Oil is so critical to an economy due to it's dense form and the energy we get from it to improve our productivity.
One study suggests that each gallon of gas is equal to 500 hours of human work output. The same study suggests then that in 1 barrel of oil, 23,200 hours of human work output can be had.
With global oil production per capita stagnant, there is great competition amongst all the nations economies of the world to get their share of the oil.
The U.S. has enjoyed a substantial benefit of consuming high amounts of oil per capita per year. This chart below is the amount of oil consumed in the U.S. per year per capita:
In 2004, per capita oil consumption was 26.84 barrels. Since about then, we've been in a steady decline in the U.S. that by 2012, we consumed 22.23 barrels of oil per capita. That is a decline of nearly 4.6 barrels per capita in just 8 years!
That means that those barrels were consumed by another economy or nation and it's easy to guess whose nation's economy that is: China!
Here is a chart I put together showing the number of barrels of oil consumed per year per capita in China:
In 2004, China consumed 1.81 barrels of oil per capita. In 2012, the consumption went up to 2.78 barrels of oil per capita.
China's population in 2012 was 1.35 billion while the U.S. population was 314 million. So China has about 4.3 times as many people as the U.S..
For every 1 barrel per capita increase in oil consumption in China, that's equivalent to 4.3 barrels of oil consumption per capita for the U.S.
So therefore, that 1 barrel per capita increase in China is where 4.3 of the 4.6 barrel decline went to.
China is eating more of the share of the global oil production pie that used to be enjoyed by the U.S. and that trend is continuing to this day.
In essence, we live in a world where global per capita oil production is flat. For every nation that increases their per capita oil consumption, that increase has to be offset by a decrease from another nation.
What this means is that from here on out, assuming Chinese demand for oil will continue to rise rapidly, the U.S. will face greater and greater competition for access to oil. It may well mean that elevated oil prices in U.S. dollars are here to stay too.
Americans and their respected State, Local and Federal Government organizations will simply need to practice being real actual "economists" and "economize" their use of energy the best they can.
Opportunistic companies that come to mind that are filling this need and demand include Cree (CREE), which makes the highly efficient LED light bulbs that I have concluded to be the most economical on the market.
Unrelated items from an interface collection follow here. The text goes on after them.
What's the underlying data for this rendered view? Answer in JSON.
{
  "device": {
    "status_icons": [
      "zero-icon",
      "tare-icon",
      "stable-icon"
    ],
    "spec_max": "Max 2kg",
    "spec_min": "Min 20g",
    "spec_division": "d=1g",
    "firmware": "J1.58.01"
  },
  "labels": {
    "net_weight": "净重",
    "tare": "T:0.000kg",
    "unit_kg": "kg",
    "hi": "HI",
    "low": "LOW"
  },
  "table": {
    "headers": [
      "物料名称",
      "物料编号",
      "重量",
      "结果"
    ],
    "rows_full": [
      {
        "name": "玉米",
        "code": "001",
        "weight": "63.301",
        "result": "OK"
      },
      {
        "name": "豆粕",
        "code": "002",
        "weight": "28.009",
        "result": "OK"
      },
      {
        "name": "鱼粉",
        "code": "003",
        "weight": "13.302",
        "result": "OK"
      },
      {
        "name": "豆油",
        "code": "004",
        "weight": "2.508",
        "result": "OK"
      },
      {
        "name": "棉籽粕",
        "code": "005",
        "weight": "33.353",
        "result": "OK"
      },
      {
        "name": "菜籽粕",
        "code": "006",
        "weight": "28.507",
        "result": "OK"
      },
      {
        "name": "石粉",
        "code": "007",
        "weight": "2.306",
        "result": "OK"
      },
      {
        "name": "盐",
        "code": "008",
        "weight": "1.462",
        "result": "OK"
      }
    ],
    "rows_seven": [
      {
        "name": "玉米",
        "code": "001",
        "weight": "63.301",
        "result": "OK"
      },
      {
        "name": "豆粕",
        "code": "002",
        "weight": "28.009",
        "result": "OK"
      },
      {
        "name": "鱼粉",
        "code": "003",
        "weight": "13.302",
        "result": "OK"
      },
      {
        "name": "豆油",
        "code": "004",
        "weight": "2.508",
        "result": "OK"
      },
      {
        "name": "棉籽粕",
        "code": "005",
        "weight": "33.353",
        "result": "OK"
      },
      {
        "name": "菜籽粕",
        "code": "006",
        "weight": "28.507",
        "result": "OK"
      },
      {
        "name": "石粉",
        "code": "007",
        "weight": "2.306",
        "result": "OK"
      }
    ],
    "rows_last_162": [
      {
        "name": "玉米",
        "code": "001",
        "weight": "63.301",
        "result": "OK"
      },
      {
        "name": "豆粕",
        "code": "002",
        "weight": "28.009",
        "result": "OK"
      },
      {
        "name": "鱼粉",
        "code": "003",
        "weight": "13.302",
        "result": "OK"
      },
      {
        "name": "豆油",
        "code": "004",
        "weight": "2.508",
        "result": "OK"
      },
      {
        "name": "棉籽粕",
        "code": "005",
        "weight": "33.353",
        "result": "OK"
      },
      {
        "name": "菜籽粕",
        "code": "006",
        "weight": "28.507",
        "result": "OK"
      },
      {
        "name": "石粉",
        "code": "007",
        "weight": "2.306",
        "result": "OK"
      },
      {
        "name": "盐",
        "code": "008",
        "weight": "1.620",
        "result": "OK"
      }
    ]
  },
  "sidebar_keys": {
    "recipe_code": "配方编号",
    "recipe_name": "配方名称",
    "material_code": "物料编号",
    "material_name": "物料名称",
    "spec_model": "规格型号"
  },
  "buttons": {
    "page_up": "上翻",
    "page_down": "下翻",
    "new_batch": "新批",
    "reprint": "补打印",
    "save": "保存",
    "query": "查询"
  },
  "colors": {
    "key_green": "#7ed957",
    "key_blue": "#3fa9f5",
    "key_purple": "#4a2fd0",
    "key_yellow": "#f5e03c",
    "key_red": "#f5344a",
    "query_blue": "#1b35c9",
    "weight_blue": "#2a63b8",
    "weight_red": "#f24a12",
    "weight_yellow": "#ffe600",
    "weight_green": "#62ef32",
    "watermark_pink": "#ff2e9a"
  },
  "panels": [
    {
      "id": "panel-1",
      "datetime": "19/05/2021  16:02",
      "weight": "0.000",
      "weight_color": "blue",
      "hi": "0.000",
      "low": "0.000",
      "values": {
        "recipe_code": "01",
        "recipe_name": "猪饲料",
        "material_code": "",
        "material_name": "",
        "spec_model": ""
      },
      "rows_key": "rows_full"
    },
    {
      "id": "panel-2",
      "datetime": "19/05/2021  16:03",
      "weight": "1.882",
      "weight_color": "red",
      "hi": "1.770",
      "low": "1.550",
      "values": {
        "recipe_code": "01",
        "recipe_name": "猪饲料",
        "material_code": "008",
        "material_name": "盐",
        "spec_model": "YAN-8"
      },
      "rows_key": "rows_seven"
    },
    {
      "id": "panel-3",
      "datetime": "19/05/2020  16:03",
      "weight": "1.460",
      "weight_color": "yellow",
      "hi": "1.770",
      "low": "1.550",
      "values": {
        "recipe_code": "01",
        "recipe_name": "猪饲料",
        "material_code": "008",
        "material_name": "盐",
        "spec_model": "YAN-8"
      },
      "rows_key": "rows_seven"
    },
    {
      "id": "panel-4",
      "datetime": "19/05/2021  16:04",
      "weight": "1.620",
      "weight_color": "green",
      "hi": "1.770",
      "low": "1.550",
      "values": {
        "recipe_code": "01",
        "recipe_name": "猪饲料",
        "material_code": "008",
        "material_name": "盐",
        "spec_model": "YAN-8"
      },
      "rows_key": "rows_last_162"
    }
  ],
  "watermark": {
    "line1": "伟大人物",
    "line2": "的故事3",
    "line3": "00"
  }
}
Their 60 watt equivalent LED bulb that last 25,000 hours uses just 9.5 watts of electricity while the long life of the bulb easily justifies the $12.97 price of each bulb.
We must consider Tesla (TSLA) and the advances they are making with their Model-S electric car. According to their charging cost calculator, I could charge the battery to go 100 miles for $3.96 based on an electric rate of 12 cents per kwh. My Camry gets about 34 miles per gallon of gas which sometimes cost $3.96 a gallon upstate NY.
Americans have grown accustomed to living standards based on consumption of 22-26 barrels of oil per year. If in 10 years from today, we're consuming 17-19 barrels of oil per capita due to greater share going from the Western nations economies to those in the East, unless we can improve the efficiency and productivity of each barrel of oil consumed, our living standard may well drop.
When we're retired, we want to avoid having to keep the thermostat at 55 degrees in the winter because we can't afford the heating oil.
The name of the game will be to be more efficient and or consume less energy but maintain the same standard of living. Smaller homes to cool and heat (and clean), shorter travel times to work, burning wood for heat Vs. heating oil, growing more of own food in garden are just some lifestyle ideas that will curtail what could be very high costs of energy in the future.
Companies that can help solve these problems like the two mentioned above may well have very bright futures ahead of them and investors should keep eyes open for such opportunities as they come.